Kurt Waldheim has pronounced himself "happy" with the findings of an international panel of historians commissioned by his government to investigate his service with the German army in World War II. The Austrian president, if he is indeed happy, must be among the world's more easily satisfied people. For what the historians concluded after five months of research is that Waldheim never opposed a wartime order that he recognized as unjust, that he "repeatedly went along with unlawful acts," and that his claim that he knew nothing about deportations of Greek and Yugoslav civilians to Nazi death camps could not be believed. By any standard of judgment this is not a vindication but an indictment.
What then has brought supposed joy to Waldheim's heart? The answer is that the historians found no evidence tying Waldheim directly to the commission of war crimes. That isn't the same thing as absolving him from the allegations of such activities. In its report the panel notes that "the question of Waldheim's culpable behavior during the war cannot be conclusively answered." The commission said that it is prepared to reopen its investigation if further evidence should emerge.
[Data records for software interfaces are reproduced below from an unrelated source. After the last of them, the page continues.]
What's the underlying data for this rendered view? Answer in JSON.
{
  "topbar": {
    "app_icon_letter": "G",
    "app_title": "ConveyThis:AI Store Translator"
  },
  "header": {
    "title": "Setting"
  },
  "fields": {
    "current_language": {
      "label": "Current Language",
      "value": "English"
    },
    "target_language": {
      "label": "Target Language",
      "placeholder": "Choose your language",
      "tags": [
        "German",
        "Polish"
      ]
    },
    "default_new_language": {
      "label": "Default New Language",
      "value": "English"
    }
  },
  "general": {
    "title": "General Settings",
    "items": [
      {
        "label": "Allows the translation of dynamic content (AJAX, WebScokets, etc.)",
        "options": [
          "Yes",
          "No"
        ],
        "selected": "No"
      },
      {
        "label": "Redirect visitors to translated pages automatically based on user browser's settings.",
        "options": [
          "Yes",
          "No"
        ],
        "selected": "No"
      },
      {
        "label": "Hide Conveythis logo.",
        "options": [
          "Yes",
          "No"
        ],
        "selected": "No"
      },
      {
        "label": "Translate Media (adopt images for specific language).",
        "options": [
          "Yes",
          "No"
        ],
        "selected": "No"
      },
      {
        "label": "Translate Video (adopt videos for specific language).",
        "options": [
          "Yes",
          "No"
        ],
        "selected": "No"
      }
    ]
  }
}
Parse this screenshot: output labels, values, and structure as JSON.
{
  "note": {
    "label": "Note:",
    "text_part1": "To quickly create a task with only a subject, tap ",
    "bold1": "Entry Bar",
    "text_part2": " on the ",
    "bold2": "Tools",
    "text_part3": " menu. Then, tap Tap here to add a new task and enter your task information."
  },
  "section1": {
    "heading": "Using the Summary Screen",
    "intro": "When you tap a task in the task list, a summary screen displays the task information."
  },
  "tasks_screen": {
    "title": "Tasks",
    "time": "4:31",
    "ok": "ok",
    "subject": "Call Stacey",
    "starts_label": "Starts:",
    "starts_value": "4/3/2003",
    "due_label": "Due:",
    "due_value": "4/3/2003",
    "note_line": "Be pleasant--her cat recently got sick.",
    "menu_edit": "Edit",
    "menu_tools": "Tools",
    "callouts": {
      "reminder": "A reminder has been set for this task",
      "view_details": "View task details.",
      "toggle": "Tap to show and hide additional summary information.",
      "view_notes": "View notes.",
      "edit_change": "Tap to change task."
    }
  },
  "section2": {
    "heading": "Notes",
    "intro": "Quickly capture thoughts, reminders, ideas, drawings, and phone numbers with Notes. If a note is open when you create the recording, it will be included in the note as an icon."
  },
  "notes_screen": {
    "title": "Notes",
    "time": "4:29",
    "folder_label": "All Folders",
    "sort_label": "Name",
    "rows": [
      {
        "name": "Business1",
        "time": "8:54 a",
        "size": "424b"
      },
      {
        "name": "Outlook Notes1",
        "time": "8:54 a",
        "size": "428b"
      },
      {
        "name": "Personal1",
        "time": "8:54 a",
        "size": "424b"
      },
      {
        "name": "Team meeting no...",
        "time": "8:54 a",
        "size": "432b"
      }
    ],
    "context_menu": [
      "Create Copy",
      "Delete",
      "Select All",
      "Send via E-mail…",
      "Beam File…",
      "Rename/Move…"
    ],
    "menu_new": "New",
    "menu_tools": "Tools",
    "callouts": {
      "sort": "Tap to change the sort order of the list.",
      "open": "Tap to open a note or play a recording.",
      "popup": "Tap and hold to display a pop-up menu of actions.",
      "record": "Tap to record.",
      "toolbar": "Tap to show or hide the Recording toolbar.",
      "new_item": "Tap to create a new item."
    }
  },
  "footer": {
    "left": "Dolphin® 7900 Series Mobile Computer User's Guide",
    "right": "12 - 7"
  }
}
Such evidence may exist. The U.S. Justice Department, which last year put Waldheim on a not-welcome list for future entry into the United States, informed the commission that it had evidence implicating him "in (wartime) acts which clearly constitute persecution under established legal precedent." For reasons that it refuses to disclose, the department did not provide this evidence to the commission.